• **RECORDS PROVIDED**:
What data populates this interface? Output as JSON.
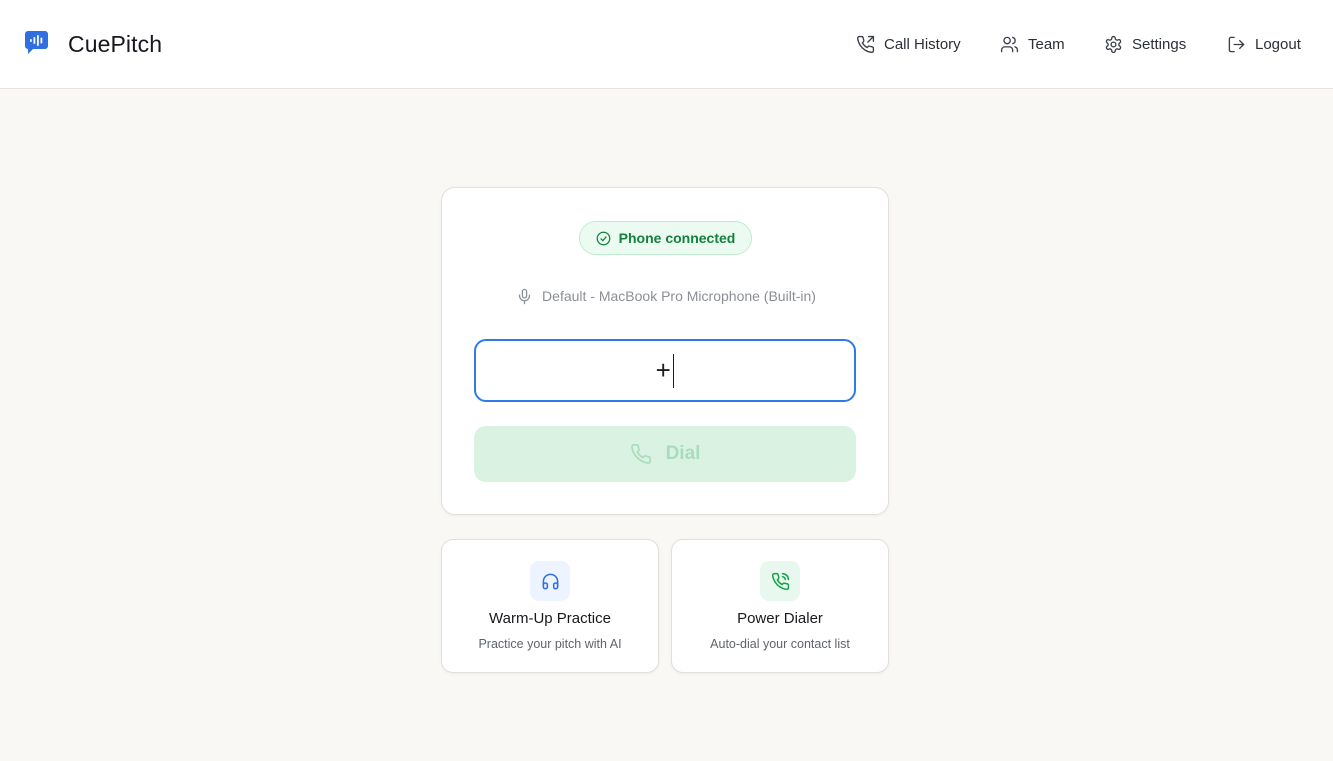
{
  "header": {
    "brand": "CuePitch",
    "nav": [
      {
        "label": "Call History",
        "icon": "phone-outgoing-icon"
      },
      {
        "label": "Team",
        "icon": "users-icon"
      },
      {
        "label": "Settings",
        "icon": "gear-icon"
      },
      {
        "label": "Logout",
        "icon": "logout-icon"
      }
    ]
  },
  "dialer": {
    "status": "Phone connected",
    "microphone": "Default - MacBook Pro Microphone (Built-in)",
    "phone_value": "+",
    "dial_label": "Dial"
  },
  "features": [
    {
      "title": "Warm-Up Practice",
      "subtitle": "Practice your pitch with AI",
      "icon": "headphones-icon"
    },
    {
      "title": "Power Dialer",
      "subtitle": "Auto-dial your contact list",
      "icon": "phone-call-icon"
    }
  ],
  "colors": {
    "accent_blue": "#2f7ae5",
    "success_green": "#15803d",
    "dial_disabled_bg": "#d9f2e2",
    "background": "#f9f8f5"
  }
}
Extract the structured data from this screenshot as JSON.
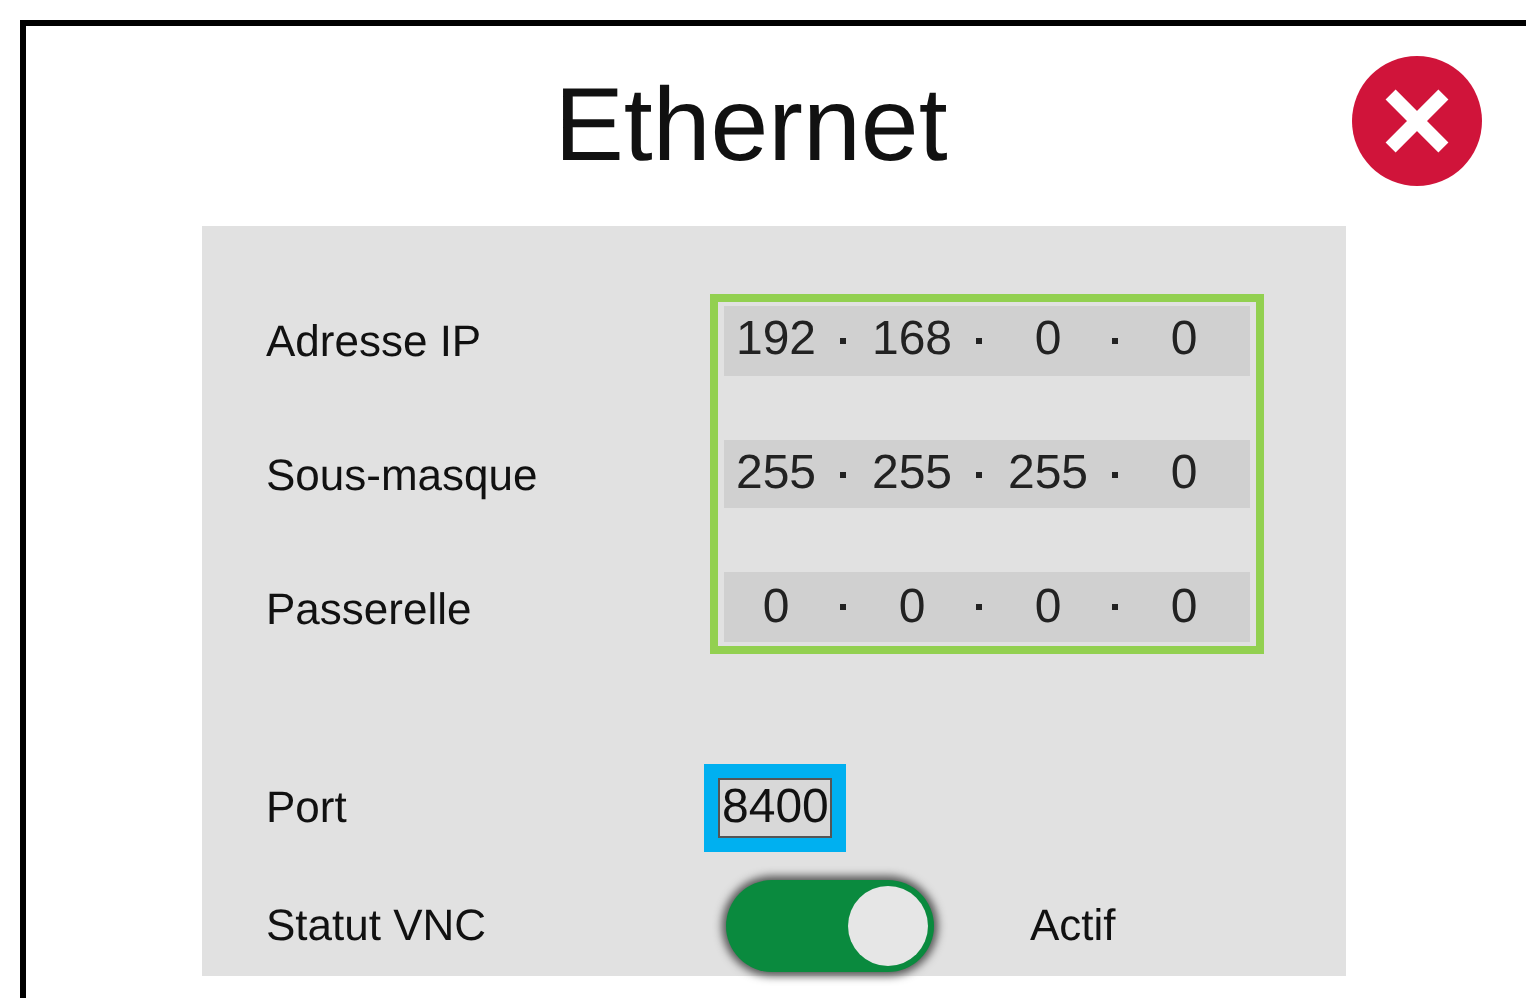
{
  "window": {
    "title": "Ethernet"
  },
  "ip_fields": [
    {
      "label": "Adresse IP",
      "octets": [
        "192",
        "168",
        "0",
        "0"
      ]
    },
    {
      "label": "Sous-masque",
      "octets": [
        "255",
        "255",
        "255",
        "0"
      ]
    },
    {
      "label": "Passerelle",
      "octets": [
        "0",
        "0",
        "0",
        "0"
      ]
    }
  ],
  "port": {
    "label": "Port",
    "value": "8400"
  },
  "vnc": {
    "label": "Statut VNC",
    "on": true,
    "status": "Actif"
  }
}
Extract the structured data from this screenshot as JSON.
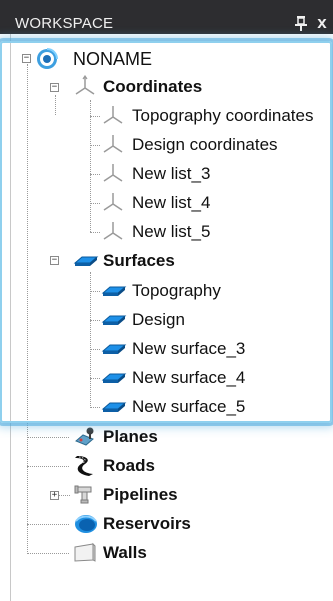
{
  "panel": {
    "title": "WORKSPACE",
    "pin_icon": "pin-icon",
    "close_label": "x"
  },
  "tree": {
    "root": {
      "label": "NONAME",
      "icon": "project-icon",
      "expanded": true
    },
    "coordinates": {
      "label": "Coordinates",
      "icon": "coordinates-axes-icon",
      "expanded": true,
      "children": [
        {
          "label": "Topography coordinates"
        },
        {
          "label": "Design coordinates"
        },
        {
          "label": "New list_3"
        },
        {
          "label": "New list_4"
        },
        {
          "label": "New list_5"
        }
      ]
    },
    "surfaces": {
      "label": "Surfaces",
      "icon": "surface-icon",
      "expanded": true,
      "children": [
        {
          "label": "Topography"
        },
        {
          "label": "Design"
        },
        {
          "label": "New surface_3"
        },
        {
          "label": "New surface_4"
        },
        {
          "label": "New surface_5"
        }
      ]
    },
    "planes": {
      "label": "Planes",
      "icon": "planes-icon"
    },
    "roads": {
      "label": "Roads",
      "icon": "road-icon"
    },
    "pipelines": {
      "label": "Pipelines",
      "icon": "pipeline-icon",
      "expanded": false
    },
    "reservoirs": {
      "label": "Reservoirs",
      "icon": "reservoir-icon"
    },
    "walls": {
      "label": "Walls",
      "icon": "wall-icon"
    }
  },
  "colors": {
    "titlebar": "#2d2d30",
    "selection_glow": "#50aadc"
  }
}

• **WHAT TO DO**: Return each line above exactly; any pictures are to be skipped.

• **EXERCISE RESPONSE**:
What data populates this interface? Output as JSON.
{
  "header": {
    "brand": "CuePitch",
    "nav": [
      {
        "label": "Call History",
        "icon": "phone-outgoing-icon"
      },
      {
        "label": "Team",
        "icon": "users-icon"
      },
      {
        "label": "Settings",
        "icon": "gear-icon"
      },
      {
        "label": "Logout",
        "icon": "logout-icon"
      }
    ]
  },
  "dialer": {
    "status": "Phone connected",
    "microphone": "Default - MacBook Pro Microphone (Built-in)",
    "phone_value": "+",
    "dial_label": "Dial"
  },
  "features": [
    {
      "title": "Warm-Up Practice",
      "subtitle": "Practice your pitch with AI",
      "icon": "headphones-icon"
    },
    {
      "title": "Power Dialer",
      "subtitle": "Auto-dial your contact list",
      "icon": "phone-call-icon"
    }
  ],
  "colors": {
    "accent_blue": "#2f7ae5",
    "success_green": "#15803d",
    "dial_disabled_bg": "#d9f2e2",
    "background": "#f9f8f5"
  }
}
Extract the structured data from this screenshot as JSON.
{
  "window": {
    "title": "Ethernet"
  },
  "ip_fields": [
    {
      "label": "Adresse IP",
      "octets": [
        "192",
        "168",
        "0",
        "0"
      ]
    },
    {
      "label": "Sous-masque",
      "octets": [
        "255",
        "255",
        "255",
        "0"
      ]
    },
    {
      "label": "Passerelle",
      "octets": [
        "0",
        "0",
        "0",
        "0"
      ]
    }
  ],
  "port": {
    "label": "Port",
    "value": "8400"
  },
  "vnc": {
    "label": "Statut VNC",
    "on": true,
    "status": "Actif"
  }
}
Extract the structured data from this screenshot as JSON.
{
  "panel": {
    "title": "WORKSPACE",
    "pin_icon": "pin-icon",
    "close_label": "x"
  },
  "tree": {
    "root": {
      "label": "NONAME",
      "icon": "project-icon",
      "expanded": true
    },
    "coordinates": {
      "label": "Coordinates",
      "icon": "coordinates-axes-icon",
      "expanded": true,
      "children": [
        {
          "label": "Topography coordinates"
        },
        {
          "label": "Design coordinates"
        },
        {
          "label": "New list_3"
        },
        {
          "label": "New list_4"
        },
        {
          "label": "New list_5"
        }
      ]
    },
    "surfaces": {
      "label": "Surfaces",
      "icon": "surface-icon",
      "expanded": true,
      "children": [
        {
          "label": "Topography"
        },
        {
          "label": "Design"
        },
        {
          "label": "New surface_3"
        },
        {
          "label": "New surface_4"
        },
        {
          "label": "New surface_5"
        }
      ]
    },
    "planes": {
      "label": "Planes",
      "icon": "planes-icon"
    },
    "roads": {
      "label": "Roads",
      "icon": "road-icon"
    },
    "pipelines": {
      "label": "Pipelines",
      "icon": "pipeline-icon",
      "expanded": false
    },
    "reservoirs": {
      "label": "Reservoirs",
      "icon": "reservoir-icon"
    },
    "walls": {
      "label": "Walls",
      "icon": "wall-icon"
    }
  },
  "colors": {
    "titlebar": "#2d2d30",
    "selection_glow": "#50aadc"
  }
}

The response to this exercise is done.